WHAT THE TASK REQUIRES :: Set down each entry below exactly as it stands.
══════════
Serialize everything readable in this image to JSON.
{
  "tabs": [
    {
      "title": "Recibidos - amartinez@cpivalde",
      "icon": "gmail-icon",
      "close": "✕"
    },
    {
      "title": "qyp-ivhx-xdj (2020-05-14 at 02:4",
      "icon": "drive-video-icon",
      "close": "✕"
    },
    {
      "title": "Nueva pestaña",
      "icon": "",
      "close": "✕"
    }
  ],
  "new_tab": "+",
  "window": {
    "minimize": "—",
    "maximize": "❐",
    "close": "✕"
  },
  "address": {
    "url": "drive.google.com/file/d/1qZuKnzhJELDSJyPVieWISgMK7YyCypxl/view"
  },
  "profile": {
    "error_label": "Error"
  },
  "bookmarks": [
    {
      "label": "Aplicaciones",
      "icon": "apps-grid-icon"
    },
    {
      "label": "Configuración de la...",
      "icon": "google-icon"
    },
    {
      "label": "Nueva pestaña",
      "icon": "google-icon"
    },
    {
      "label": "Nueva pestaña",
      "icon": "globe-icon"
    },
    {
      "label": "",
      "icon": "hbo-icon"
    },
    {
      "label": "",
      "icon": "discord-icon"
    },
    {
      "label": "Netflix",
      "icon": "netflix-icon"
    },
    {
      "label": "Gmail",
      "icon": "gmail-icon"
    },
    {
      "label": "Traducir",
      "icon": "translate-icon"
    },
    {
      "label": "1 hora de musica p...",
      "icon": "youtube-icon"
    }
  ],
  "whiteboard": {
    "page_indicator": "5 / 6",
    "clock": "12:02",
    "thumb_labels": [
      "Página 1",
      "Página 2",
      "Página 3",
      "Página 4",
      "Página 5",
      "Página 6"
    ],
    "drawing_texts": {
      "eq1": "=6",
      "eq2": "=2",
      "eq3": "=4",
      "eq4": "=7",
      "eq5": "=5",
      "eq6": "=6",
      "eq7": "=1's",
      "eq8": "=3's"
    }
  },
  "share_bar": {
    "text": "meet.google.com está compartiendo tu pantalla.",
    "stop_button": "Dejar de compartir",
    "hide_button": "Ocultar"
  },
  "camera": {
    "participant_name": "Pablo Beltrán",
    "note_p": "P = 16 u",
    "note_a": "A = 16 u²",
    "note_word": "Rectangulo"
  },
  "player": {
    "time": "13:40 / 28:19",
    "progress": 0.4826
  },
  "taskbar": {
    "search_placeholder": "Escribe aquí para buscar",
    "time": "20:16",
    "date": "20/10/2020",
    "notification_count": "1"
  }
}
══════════
ANSWER BOX ::
Serialize everything readable in this image to JSON.
{
  "tabs": [
    {
      "title": "Recibidos - amartinez@cpivalde",
      "icon": "gmail-icon",
      "close": "✕"
    },
    {
      "title": "qyp-ivhx-xdj (2020-05-14 at 02:4",
      "icon": "drive-video-icon",
      "close": "✕"
    },
    {
      "title": "Nueva pestaña",
      "icon": "",
      "close": "✕"
    }
  ],
  "new_tab": "+",
  "window": {
    "minimize": "—",
    "maximize": "❐",
    "close": "✕"
  },
  "address": {
    "url": "drive.google.com/file/d/1qZuKnzhJELDSJyPVieWISgMK7YyCypxl/view"
  },
  "profile": {
    "error_label": "Error"
  },
  "bookmarks": [
    {
      "label": "Aplicaciones",
      "icon": "apps-grid-icon"
    },
    {
      "label": "Configuración de la...",
      "icon": "google-icon"
    },
    {
      "label": "Nueva pestaña",
      "icon": "google-icon"
    },
    {
      "label": "Nueva pestaña",
      "icon": "globe-icon"
    },
    {
      "label": "",
      "icon": "hbo-icon"
    },
    {
      "label": "",
      "icon": "discord-icon"
    },
    {
      "label": "Netflix",
      "icon": "netflix-icon"
    },
    {
      "label": "Gmail",
      "icon": "gmail-icon"
    },
    {
      "label": "Traducir",
      "icon": "translate-icon"
    },
    {
      "label": "1 hora de musica p...",
      "icon": "youtube-icon"
    }
  ],
  "whiteboard": {
    "page_indicator": "5 / 6",
    "clock": "12:02",
    "thumb_labels": [
      "Página 1",
      "Página 2",
      "Página 3",
      "Página 4",
      "Página 5",
      "Página 6"
    ],
    "drawing_texts": {
      "eq1": "=6",
      "eq2": "=2",
      "eq3": "=4",
      "eq4": "=7",
      "eq5": "=5",
      "eq6": "=6",
      "eq7": "=1's",
      "eq8": "=3's"
    }
  },
  "share_bar": {
    "text": "meet.google.com está compartiendo tu pantalla.",
    "stop_button": "Dejar de compartir",
    "hide_button": "Ocultar"
  },
  "camera": {
    "participant_name": "Pablo Beltrán",
    "note_p": "P = 16 u",
    "note_a": "A = 16 u²",
    "note_word": "Rectangulo"
  },
  "player": {
    "time": "13:40 / 28:19",
    "progress": 0.4826
  },
  "taskbar": {
    "search_placeholder": "Escribe aquí para buscar",
    "time": "20:16",
    "date": "20/10/2020",
    "notification_count": "1"
  }
}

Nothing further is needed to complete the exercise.